===== Dataset records

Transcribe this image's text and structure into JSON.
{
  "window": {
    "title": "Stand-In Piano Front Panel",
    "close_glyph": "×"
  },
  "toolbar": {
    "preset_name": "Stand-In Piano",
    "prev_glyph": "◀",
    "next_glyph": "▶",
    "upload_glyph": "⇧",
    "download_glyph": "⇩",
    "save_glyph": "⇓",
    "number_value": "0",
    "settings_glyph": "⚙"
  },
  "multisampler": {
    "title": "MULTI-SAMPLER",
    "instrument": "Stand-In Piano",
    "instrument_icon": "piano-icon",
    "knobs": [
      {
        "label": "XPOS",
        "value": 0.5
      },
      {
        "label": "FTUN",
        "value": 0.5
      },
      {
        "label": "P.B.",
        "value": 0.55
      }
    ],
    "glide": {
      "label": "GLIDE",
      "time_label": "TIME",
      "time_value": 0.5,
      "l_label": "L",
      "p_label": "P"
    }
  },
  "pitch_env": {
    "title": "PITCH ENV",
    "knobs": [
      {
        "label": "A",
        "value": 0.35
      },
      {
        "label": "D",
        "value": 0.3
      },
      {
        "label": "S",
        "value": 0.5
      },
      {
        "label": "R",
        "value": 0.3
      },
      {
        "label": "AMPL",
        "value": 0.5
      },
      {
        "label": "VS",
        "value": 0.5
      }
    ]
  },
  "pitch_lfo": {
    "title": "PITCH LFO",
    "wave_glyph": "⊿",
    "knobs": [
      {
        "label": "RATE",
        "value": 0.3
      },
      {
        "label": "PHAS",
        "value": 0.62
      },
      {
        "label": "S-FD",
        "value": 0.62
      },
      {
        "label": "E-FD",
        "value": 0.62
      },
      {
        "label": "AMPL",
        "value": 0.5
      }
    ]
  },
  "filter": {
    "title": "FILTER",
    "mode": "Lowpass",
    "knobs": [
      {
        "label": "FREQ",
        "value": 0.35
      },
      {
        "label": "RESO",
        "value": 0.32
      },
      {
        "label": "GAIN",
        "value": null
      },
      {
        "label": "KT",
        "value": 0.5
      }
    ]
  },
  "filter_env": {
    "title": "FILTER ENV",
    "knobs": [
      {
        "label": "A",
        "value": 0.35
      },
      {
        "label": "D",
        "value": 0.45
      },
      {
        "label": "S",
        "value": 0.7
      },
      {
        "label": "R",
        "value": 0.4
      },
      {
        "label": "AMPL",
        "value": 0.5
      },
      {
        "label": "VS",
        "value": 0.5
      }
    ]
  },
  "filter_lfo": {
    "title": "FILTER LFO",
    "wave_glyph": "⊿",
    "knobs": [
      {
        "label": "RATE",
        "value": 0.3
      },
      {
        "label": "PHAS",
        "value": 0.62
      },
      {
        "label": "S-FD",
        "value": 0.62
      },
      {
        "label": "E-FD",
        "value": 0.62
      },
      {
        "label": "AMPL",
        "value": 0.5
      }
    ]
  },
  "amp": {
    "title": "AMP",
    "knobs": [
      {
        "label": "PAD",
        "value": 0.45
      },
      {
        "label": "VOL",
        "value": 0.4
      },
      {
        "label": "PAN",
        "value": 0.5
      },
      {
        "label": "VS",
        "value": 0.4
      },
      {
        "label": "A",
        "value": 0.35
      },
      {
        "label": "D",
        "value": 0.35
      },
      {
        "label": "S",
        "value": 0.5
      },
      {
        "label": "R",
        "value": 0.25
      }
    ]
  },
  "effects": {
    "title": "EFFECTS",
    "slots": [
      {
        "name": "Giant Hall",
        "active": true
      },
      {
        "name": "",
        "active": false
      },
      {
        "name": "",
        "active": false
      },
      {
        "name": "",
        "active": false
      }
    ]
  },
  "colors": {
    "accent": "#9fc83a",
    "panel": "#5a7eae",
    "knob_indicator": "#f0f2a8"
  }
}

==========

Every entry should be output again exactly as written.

Transcribe this image's text and structure into JSON.
{
  "window": {
    "title": "Stand-In Piano Front Panel",
    "close_glyph": "×"
  },
  "toolbar": {
    "preset_name": "Stand-In Piano",
    "prev_glyph": "◀",
    "next_glyph": "▶",
    "upload_glyph": "⇧",
    "download_glyph": "⇩",
    "save_glyph": "⇓",
    "number_value": "0",
    "settings_glyph": "⚙"
  },
  "multisampler": {
    "title": "MULTI-SAMPLER",
    "instrument": "Stand-In Piano",
    "instrument_icon": "piano-icon",
    "knobs": [
      {
        "label": "XPOS",
        "value": 0.5
      },
      {
        "label": "FTUN",
        "value": 0.5
      },
      {
        "label": "P.B.",
        "value": 0.55
      }
    ],
    "glide": {
      "label": "GLIDE",
      "time_label": "TIME",
      "time_value": 0.5,
      "l_label": "L",
      "p_label": "P"
    }
  },
  "pitch_env": {
    "title": "PITCH ENV",
    "knobs": [
      {
        "label": "A",
        "value": 0.35
      },
      {
        "label": "D",
        "value": 0.3
      },
      {
        "label": "S",
        "value": 0.5
      },
      {
        "label": "R",
        "value": 0.3
      },
      {
        "label": "AMPL",
        "value": 0.5
      },
      {
        "label": "VS",
        "value": 0.5
      }
    ]
  },
  "pitch_lfo": {
    "title": "PITCH LFO",
    "wave_glyph": "⊿",
    "knobs": [
      {
        "label": "RATE",
        "value": 0.3
      },
      {
        "label": "PHAS",
        "value": 0.62
      },
      {
        "label": "S-FD",
        "value": 0.62
      },
      {
        "label": "E-FD",
        "value": 0.62
      },
      {
        "label": "AMPL",
        "value": 0.5
      }
    ]
  },
  "filter": {
    "title": "FILTER",
    "mode": "Lowpass",
    "knobs": [
      {
        "label": "FREQ",
        "value": 0.35
      },
      {
        "label": "RESO",
        "value": 0.32
      },
      {
        "label": "GAIN",
        "value": null
      },
      {
        "label": "KT",
        "value": 0.5
      }
    ]
  },
  "filter_env": {
    "title": "FILTER ENV",
    "knobs": [
      {
        "label": "A",
        "value": 0.35
      },
      {
        "label": "D",
        "value": 0.45
      },
      {
        "label": "S",
        "value": 0.7
      },
      {
        "label": "R",
        "value": 0.4
      },
      {
        "label": "AMPL",
        "value": 0.5
      },
      {
        "label": "VS",
        "value": 0.5
      }
    ]
  },
  "filter_lfo": {
    "title": "FILTER LFO",
    "wave_glyph": "⊿",
    "knobs": [
      {
        "label": "RATE",
        "value": 0.3
      },
      {
        "label": "PHAS",
        "value": 0.62
      },
      {
        "label": "S-FD",
        "value": 0.62
      },
      {
        "label": "E-FD",
        "value": 0.62
      },
      {
        "label": "AMPL",
        "value": 0.5
      }
    ]
  },
  "amp": {
    "title": "AMP",
    "knobs": [
      {
        "label": "PAD",
        "value": 0.45
      },
      {
        "label": "VOL",
        "value": 0.4
      },
      {
        "label": "PAN",
        "value": 0.5
      },
      {
        "label": "VS",
        "value": 0.4
      },
      {
        "label": "A",
        "value": 0.35
      },
      {
        "label": "D",
        "value": 0.35
      },
      {
        "label": "S",
        "value": 0.5
      },
      {
        "label": "R",
        "value": 0.25
      }
    ]
  },
  "effects": {
    "title": "EFFECTS",
    "slots": [
      {
        "name": "Giant Hall",
        "active": true
      },
      {
        "name": "",
        "active": false
      },
      {
        "name": "",
        "active": false
      },
      {
        "name": "",
        "active": false
      }
    ]
  },
  "colors": {
    "accent": "#9fc83a",
    "panel": "#5a7eae",
    "knob_indicator": "#f0f2a8"
  }
}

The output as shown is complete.